In the data below, how many lines include the string "nコンテンツ"? Give only the number.

RECORDS PROVIDED: Begin

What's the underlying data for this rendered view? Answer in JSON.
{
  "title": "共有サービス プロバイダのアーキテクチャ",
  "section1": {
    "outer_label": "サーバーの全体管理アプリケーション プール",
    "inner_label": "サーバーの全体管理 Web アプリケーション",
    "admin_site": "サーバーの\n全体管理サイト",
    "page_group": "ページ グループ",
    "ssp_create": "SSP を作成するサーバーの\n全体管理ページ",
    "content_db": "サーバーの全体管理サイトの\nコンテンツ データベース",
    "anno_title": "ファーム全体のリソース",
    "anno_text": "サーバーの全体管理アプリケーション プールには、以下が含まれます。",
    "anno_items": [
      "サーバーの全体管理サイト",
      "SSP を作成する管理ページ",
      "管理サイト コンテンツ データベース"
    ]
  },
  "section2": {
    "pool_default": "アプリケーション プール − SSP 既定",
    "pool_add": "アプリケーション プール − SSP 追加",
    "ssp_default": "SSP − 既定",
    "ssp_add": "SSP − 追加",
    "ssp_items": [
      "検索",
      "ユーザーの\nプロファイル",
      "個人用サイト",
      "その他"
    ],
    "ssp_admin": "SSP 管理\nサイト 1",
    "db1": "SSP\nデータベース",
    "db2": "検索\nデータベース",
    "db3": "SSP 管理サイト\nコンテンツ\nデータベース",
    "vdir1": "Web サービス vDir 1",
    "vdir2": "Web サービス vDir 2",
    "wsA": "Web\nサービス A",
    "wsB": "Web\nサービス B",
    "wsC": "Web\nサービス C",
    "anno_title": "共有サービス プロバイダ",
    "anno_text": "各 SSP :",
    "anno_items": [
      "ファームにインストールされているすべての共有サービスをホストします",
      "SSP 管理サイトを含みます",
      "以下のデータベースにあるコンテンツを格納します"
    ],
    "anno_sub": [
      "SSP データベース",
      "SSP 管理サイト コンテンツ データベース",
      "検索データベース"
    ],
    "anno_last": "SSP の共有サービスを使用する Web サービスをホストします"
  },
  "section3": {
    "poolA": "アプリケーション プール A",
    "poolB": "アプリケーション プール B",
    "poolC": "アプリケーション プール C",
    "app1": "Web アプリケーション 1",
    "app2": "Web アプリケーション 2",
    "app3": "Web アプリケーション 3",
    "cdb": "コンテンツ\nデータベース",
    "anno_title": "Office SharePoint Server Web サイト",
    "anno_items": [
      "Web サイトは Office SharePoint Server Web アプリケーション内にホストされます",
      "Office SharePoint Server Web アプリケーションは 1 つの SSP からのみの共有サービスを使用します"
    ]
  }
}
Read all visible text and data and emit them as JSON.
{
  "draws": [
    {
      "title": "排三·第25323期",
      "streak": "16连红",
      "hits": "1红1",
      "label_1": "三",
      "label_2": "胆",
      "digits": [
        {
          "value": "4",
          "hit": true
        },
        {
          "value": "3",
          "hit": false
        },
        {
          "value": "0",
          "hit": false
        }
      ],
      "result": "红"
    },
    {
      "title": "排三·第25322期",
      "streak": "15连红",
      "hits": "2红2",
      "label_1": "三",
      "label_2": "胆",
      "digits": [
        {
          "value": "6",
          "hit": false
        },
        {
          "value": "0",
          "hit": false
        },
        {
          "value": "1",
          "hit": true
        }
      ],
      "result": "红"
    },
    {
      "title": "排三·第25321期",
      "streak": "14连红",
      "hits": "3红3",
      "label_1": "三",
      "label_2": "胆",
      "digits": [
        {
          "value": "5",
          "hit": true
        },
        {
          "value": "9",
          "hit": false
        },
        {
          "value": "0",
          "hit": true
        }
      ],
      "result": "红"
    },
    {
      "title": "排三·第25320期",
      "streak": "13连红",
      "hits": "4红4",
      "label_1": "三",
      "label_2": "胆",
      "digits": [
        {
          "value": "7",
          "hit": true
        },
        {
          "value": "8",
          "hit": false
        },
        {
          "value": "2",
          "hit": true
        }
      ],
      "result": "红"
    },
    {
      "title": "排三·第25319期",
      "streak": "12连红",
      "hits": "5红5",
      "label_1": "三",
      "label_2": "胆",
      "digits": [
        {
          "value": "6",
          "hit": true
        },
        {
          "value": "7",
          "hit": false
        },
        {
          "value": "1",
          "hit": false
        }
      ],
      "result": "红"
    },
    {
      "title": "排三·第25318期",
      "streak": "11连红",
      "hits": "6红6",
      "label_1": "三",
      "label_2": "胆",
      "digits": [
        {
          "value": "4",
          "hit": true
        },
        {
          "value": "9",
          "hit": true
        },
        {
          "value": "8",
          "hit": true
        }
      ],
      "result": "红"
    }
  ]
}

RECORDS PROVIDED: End

### EXERCISE ANSWER
2